ACTIVITY | Within the records below, how many lines contain "Planning"? The answer is that number alone.

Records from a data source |
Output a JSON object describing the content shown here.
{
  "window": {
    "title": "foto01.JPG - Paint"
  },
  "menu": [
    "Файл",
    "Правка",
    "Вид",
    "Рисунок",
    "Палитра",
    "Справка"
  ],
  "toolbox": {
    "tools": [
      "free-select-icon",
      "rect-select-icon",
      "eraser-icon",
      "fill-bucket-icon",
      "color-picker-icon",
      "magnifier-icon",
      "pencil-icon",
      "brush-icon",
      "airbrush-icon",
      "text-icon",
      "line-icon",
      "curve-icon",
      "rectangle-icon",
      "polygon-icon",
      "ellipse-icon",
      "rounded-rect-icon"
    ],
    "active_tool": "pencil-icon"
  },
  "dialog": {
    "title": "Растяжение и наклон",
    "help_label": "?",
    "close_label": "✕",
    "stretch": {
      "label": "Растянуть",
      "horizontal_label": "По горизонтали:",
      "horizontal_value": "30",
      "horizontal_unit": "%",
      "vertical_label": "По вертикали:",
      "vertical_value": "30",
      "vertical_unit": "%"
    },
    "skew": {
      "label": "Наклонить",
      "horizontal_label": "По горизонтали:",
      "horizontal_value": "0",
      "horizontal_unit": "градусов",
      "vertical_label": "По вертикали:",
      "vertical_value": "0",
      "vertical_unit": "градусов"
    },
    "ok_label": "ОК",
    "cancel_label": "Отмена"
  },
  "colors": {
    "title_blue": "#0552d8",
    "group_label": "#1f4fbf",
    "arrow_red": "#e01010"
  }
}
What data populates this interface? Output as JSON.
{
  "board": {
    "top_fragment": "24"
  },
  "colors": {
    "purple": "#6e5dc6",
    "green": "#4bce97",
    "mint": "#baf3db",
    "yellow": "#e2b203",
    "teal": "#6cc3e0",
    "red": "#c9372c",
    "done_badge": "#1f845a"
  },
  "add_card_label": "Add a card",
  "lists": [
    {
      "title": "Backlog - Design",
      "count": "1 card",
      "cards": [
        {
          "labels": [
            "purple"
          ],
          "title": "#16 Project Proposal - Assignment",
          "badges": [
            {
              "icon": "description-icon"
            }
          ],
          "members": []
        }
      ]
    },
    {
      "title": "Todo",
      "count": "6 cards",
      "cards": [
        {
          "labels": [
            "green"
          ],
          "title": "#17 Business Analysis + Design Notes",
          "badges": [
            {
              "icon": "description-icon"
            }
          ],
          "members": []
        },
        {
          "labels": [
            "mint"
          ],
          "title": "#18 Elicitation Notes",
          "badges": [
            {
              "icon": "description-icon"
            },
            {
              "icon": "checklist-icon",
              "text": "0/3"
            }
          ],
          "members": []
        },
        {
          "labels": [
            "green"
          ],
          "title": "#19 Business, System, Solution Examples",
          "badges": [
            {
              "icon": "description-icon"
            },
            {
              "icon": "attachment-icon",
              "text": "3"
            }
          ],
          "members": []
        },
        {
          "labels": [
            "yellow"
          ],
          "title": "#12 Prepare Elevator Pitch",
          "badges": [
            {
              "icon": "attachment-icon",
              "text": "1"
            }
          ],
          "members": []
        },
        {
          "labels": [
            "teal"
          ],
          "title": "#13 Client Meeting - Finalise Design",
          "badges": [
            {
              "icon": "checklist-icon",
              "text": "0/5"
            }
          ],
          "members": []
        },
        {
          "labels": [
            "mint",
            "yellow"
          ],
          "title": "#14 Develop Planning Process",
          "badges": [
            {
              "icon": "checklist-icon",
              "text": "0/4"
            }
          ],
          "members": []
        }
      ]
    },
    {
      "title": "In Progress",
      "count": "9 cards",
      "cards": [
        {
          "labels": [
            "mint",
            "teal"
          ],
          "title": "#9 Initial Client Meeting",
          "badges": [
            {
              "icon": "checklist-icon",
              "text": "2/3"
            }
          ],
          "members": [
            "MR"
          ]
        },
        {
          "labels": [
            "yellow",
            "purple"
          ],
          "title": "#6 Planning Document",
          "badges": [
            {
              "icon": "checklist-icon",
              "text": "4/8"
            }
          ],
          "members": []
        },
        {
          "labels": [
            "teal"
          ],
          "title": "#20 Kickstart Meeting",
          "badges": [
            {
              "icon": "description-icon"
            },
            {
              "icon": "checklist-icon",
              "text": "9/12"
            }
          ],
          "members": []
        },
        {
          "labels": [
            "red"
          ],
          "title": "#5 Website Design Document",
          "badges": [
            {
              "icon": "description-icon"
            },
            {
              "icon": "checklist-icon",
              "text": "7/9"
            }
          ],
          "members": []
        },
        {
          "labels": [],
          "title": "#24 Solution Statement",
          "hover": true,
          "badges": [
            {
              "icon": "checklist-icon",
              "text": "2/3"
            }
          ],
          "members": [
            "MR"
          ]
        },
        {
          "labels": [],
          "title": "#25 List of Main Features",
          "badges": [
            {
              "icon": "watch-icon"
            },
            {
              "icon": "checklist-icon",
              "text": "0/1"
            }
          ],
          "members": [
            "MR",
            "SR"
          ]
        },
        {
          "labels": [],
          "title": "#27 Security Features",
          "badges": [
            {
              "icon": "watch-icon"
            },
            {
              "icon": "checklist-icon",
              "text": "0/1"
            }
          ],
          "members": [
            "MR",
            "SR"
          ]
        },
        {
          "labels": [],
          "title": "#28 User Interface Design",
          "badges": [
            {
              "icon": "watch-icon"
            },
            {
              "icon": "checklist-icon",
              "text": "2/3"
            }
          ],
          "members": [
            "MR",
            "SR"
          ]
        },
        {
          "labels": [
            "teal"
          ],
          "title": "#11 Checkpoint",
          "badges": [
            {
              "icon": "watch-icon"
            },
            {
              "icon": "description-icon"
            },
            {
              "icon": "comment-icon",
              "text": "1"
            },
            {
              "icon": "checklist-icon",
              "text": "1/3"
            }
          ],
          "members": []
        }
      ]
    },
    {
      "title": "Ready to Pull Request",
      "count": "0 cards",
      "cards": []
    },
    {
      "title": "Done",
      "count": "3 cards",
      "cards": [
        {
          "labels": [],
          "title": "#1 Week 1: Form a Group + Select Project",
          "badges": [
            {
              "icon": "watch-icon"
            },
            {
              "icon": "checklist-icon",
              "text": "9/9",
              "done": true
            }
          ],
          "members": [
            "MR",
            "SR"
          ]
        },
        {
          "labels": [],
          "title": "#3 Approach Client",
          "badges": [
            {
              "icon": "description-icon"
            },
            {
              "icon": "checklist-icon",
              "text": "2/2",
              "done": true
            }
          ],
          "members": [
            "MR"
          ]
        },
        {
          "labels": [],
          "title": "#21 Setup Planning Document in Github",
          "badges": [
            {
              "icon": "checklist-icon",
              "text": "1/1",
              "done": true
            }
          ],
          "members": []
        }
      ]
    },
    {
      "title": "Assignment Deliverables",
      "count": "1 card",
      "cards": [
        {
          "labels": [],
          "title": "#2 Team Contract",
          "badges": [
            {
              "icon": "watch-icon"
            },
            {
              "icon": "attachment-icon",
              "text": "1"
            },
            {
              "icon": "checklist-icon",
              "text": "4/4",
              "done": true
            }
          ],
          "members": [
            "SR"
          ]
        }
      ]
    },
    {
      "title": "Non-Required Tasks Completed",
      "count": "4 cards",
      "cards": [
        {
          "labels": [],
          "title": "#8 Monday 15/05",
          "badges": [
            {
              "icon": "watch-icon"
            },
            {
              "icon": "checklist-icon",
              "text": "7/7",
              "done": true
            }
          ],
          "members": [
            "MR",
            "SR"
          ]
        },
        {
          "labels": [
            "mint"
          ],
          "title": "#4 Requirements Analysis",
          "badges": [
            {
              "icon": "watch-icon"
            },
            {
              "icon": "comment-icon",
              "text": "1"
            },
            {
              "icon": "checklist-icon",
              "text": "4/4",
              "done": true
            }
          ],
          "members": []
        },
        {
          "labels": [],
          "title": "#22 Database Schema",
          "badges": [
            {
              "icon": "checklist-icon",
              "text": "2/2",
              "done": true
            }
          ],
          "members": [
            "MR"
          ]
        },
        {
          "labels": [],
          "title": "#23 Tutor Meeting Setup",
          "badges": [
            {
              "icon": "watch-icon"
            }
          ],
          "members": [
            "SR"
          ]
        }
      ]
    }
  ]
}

ANSWER SECTION | 3